## WHAT IS BEING ASKED
Output the entries that follow, word for word.

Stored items
>>>
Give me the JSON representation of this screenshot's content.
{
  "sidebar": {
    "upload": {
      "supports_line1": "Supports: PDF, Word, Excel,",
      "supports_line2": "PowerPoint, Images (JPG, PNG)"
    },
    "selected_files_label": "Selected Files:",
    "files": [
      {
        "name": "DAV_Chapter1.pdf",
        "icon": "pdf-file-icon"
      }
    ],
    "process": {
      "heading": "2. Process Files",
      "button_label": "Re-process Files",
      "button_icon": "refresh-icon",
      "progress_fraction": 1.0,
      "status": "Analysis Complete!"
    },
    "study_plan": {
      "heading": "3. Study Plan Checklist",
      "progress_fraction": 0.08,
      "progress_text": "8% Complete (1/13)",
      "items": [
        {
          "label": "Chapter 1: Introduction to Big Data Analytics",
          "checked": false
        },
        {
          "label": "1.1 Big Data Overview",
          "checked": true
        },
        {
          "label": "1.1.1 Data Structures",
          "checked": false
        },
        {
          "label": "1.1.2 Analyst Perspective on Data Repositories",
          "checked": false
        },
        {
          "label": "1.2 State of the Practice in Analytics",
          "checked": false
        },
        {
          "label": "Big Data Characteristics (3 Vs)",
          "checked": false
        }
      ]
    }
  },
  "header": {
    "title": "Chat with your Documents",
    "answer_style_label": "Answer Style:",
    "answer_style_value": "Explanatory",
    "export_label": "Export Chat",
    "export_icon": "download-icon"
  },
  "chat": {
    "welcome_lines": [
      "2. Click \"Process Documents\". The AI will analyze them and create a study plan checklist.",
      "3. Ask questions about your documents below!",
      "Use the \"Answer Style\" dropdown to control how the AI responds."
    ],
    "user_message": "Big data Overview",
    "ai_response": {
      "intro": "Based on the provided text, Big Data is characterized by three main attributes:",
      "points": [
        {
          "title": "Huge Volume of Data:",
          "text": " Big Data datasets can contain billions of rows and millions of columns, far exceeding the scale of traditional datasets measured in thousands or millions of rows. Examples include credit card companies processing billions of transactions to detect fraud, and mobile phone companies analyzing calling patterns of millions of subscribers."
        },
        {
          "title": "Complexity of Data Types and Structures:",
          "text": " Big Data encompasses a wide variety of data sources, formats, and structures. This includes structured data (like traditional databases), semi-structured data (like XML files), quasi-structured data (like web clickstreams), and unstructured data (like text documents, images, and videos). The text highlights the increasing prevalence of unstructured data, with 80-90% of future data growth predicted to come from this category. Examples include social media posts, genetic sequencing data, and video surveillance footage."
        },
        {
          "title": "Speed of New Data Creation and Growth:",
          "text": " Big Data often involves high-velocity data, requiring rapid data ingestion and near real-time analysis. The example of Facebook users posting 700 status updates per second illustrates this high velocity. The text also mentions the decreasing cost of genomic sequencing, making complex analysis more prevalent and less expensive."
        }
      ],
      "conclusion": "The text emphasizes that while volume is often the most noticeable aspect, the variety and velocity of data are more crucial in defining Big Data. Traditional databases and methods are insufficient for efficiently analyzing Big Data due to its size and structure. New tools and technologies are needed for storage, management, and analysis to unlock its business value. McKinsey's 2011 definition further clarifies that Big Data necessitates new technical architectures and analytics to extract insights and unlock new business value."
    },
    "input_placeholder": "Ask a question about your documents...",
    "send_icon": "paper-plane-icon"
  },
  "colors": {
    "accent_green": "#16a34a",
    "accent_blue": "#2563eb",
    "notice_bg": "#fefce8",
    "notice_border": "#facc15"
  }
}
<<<
## SOLVED PROBLEM
Give me the JSON representation of this screenshot's content.
{
  "sidebar": {
    "upload": {
      "supports_line1": "Supports: PDF, Word, Excel,",
      "supports_line2": "PowerPoint, Images (JPG, PNG)"
    },
    "selected_files_label": "Selected Files:",
    "files": [
      {
        "name": "DAV_Chapter1.pdf",
        "icon": "pdf-file-icon"
      }
    ],
    "process": {
      "heading": "2. Process Files",
      "button_label": "Re-process Files",
      "button_icon": "refresh-icon",
      "progress_fraction": 1.0,
      "status": "Analysis Complete!"
    },
    "study_plan": {
      "heading": "3. Study Plan Checklist",
      "progress_fraction": 0.08,
      "progress_text": "8% Complete (1/13)",
      "items": [
        {
          "label": "Chapter 1: Introduction to Big Data Analytics",
          "checked": false
        },
        {
          "label": "1.1 Big Data Overview",
          "checked": true
        },
        {
          "label": "1.1.1 Data Structures",
          "checked": false
        },
        {
          "label": "1.1.2 Analyst Perspective on Data Repositories",
          "checked": false
        },
        {
          "label": "1.2 State of the Practice in Analytics",
          "checked": false
        },
        {
          "label": "Big Data Characteristics (3 Vs)",
          "checked": false
        }
      ]
    }
  },
  "header": {
    "title": "Chat with your Documents",
    "answer_style_label": "Answer Style:",
    "answer_style_value": "Explanatory",
    "export_label": "Export Chat",
    "export_icon": "download-icon"
  },
  "chat": {
    "welcome_lines": [
      "2. Click \"Process Documents\". The AI will analyze them and create a study plan checklist.",
      "3. Ask questions about your documents below!",
      "Use the \"Answer Style\" dropdown to control how the AI responds."
    ],
    "user_message": "Big data Overview",
    "ai_response": {
      "intro": "Based on the provided text, Big Data is characterized by three main attributes:",
      "points": [
        {
          "title": "Huge Volume of Data:",
          "text": " Big Data datasets can contain billions of rows and millions of columns, far exceeding the scale of traditional datasets measured in thousands or millions of rows. Examples include credit card companies processing billions of transactions to detect fraud, and mobile phone companies analyzing calling patterns of millions of subscribers."
        },
        {
          "title": "Complexity of Data Types and Structures:",
          "text": " Big Data encompasses a wide variety of data sources, formats, and structures. This includes structured data (like traditional databases), semi-structured data (like XML files), quasi-structured data (like web clickstreams), and unstructured data (like text documents, images, and videos). The text highlights the increasing prevalence of unstructured data, with 80-90% of future data growth predicted to come from this category. Examples include social media posts, genetic sequencing data, and video surveillance footage."
        },
        {
          "title": "Speed of New Data Creation and Growth:",
          "text": " Big Data often involves high-velocity data, requiring rapid data ingestion and near real-time analysis. The example of Facebook users posting 700 status updates per second illustrates this high velocity. The text also mentions the decreasing cost of genomic sequencing, making complex analysis more prevalent and less expensive."
        }
      ],
      "conclusion": "The text emphasizes that while volume is often the most noticeable aspect, the variety and velocity of data are more crucial in defining Big Data. Traditional databases and methods are insufficient for efficiently analyzing Big Data due to its size and structure. New tools and technologies are needed for storage, management, and analysis to unlock its business value. McKinsey's 2011 definition further clarifies that Big Data necessitates new technical architectures and analytics to extract insights and unlock new business value."
    },
    "input_placeholder": "Ask a question about your documents...",
    "send_icon": "paper-plane-icon"
  },
  "colors": {
    "accent_green": "#16a34a",
    "accent_blue": "#2563eb",
    "notice_bg": "#fefce8",
    "notice_border": "#facc15"
  }
}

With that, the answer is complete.